Thomas Meneweger, Center for Human-Computer Interaction, University of Salzburg (Supervisor: Prof. Manfred Tscheligi)

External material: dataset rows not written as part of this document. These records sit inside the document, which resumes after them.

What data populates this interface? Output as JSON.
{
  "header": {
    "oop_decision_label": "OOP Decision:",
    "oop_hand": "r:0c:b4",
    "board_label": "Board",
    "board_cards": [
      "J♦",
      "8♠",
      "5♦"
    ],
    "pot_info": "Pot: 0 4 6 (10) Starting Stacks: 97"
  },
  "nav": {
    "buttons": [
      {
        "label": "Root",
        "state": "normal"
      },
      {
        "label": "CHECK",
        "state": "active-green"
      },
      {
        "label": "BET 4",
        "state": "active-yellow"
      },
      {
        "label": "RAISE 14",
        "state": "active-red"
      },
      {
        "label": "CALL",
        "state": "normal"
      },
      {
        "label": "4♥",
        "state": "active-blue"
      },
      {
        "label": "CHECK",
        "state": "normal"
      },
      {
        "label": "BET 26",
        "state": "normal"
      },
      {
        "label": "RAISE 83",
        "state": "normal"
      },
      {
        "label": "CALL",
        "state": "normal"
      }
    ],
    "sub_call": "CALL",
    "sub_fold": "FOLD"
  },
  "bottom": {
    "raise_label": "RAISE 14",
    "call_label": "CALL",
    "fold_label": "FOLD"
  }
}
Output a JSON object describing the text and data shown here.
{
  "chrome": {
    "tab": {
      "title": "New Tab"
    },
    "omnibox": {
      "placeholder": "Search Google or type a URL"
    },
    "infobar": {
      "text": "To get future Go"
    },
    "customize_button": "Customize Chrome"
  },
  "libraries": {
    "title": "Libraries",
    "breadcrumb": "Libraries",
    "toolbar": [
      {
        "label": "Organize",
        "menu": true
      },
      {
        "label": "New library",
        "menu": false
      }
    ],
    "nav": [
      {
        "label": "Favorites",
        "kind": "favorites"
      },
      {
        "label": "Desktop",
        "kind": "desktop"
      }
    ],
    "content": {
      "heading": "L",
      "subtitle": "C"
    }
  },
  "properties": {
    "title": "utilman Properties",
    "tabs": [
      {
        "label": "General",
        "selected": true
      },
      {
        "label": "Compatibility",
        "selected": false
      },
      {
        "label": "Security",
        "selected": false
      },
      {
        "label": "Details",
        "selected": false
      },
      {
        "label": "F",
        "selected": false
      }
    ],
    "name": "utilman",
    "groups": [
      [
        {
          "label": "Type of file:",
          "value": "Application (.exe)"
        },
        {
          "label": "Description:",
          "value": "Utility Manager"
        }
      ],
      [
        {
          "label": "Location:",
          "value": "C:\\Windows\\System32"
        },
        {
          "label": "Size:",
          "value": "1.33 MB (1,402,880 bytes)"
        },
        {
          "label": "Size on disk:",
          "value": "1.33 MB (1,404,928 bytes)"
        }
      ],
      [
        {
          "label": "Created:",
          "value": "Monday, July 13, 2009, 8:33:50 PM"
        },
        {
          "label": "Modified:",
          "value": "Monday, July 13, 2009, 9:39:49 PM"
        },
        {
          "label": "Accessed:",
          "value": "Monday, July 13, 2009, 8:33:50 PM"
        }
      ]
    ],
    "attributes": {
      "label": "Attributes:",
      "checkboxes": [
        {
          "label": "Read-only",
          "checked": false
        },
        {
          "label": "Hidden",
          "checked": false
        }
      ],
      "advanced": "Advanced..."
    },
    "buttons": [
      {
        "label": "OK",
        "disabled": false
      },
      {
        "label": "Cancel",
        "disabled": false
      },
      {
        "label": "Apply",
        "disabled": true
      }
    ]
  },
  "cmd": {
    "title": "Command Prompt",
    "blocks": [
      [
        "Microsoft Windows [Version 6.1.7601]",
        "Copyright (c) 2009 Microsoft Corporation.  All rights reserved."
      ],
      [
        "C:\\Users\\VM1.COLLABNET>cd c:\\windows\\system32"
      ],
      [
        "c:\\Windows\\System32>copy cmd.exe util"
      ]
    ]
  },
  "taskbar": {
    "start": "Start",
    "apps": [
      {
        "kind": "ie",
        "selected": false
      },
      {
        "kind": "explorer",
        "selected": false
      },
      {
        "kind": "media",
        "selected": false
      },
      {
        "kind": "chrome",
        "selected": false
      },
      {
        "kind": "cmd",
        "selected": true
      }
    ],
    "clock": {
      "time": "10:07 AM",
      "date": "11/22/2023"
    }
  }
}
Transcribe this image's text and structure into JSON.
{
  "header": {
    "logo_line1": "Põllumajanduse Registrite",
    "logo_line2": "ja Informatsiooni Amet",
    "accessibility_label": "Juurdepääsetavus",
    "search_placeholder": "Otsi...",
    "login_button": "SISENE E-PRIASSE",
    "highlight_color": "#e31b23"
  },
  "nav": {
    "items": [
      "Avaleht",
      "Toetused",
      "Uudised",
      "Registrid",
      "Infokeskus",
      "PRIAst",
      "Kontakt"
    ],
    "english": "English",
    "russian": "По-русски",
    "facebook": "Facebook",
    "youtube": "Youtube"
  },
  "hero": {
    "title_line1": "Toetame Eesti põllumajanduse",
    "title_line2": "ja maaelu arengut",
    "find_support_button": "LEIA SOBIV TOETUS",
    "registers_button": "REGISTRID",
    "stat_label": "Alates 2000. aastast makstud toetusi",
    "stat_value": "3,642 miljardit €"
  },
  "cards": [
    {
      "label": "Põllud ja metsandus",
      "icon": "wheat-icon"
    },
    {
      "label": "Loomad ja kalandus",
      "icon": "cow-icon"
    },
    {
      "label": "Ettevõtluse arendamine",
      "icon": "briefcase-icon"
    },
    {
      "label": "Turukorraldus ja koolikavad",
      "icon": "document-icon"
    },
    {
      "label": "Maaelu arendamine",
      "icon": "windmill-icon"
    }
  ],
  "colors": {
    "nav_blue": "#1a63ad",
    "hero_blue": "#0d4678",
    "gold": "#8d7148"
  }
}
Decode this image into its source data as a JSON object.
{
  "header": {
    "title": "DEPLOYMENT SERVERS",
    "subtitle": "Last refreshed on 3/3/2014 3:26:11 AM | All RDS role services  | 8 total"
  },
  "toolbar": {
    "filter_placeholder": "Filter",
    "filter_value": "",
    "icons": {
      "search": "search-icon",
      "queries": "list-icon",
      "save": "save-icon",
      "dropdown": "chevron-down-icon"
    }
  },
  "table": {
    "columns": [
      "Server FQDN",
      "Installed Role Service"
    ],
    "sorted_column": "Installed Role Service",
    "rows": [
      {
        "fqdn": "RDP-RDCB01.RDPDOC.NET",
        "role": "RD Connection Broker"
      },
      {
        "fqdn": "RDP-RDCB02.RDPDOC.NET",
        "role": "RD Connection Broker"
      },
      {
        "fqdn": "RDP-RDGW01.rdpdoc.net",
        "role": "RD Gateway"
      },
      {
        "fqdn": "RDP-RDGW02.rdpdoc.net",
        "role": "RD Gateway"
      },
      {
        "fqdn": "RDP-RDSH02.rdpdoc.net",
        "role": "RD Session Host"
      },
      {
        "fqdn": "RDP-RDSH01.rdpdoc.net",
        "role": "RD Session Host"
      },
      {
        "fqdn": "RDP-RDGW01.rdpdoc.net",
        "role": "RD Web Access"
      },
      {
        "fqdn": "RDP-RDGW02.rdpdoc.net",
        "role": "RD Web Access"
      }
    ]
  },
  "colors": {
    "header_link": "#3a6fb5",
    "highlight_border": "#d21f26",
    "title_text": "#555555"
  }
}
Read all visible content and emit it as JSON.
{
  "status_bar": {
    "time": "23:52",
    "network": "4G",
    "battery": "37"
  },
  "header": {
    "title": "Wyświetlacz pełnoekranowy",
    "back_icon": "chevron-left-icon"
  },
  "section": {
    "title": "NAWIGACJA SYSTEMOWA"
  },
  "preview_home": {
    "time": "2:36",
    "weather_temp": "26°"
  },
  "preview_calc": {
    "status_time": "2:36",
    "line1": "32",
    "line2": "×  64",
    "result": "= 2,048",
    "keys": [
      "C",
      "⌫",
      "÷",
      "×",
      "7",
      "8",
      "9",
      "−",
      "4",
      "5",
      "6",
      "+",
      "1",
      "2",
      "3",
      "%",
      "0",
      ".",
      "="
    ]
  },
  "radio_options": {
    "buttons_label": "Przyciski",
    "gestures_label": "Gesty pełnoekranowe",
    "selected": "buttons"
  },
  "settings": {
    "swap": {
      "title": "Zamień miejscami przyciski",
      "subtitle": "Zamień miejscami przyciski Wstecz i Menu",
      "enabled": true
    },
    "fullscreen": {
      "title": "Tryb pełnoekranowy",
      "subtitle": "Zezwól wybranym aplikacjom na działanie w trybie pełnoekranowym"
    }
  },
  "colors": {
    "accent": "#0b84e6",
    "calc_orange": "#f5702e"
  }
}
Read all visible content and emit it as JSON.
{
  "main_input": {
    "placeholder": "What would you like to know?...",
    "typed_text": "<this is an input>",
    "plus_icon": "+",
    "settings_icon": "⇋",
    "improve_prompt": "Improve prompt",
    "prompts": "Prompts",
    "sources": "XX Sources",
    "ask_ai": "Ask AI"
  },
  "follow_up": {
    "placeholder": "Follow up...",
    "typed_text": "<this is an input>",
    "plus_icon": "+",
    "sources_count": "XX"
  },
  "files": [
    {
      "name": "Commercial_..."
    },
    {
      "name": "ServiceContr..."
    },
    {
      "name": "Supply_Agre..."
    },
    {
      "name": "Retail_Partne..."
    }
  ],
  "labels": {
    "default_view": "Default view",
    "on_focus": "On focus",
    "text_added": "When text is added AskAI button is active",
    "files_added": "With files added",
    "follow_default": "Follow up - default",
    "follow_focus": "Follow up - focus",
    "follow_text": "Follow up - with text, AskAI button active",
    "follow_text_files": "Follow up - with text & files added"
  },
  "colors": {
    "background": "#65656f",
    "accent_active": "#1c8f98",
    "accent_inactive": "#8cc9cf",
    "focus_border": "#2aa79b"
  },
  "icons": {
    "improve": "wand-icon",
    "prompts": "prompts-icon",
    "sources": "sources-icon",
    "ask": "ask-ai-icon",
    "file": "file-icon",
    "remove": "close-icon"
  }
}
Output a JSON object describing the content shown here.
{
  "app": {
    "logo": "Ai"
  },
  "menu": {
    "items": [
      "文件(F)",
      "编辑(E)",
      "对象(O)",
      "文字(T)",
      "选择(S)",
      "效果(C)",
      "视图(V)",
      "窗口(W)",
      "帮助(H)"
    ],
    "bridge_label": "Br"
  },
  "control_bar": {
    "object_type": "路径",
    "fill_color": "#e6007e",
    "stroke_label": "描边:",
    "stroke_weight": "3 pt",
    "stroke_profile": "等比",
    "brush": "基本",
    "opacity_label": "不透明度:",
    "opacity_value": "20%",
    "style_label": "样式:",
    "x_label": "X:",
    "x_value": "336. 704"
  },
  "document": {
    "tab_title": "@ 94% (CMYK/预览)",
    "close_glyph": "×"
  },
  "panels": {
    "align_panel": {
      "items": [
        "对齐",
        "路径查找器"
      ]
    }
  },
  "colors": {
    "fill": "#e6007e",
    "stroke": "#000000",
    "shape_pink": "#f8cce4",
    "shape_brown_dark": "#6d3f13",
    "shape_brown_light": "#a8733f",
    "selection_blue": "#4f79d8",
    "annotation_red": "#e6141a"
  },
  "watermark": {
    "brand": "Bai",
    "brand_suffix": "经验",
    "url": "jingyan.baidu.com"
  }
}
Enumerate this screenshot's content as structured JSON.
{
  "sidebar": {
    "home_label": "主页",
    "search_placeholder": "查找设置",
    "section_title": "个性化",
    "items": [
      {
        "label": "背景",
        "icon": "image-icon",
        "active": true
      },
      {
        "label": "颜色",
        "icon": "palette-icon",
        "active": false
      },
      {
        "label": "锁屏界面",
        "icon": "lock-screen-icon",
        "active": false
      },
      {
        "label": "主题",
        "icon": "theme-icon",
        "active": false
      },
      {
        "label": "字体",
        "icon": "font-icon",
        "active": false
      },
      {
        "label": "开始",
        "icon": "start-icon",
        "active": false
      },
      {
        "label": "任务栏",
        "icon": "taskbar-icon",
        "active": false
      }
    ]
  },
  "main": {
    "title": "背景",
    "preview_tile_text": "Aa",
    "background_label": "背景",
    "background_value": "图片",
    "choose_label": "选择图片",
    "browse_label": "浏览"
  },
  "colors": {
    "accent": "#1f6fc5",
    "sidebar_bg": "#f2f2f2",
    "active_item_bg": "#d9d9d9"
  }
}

This thesis aims to explore and characterize experiences with automated systems in work-related domains (e.g., factories). On a theoretical level, this research extends current concepts of User Experience, which fall short in describing everyday encounters of automated systems with often no direct and explicit interaction. Applying ethnographically informed approaches, involving open-structured interviews and observations, the thesis explores everyday (work-)practices and user experiences related to different facets of automation (e.g., autonomous systems, assistive systems). This research aims at contributing a conceptual framing of everyday experiences with automated systems as well as knowledge about different facets of experiences with automation in varying work contexts. Further, unpacking issues of (experienced) control when encountering automated systems, the thesis provides a theoretical basis for guiding interaction design and user experience design of future automated systems.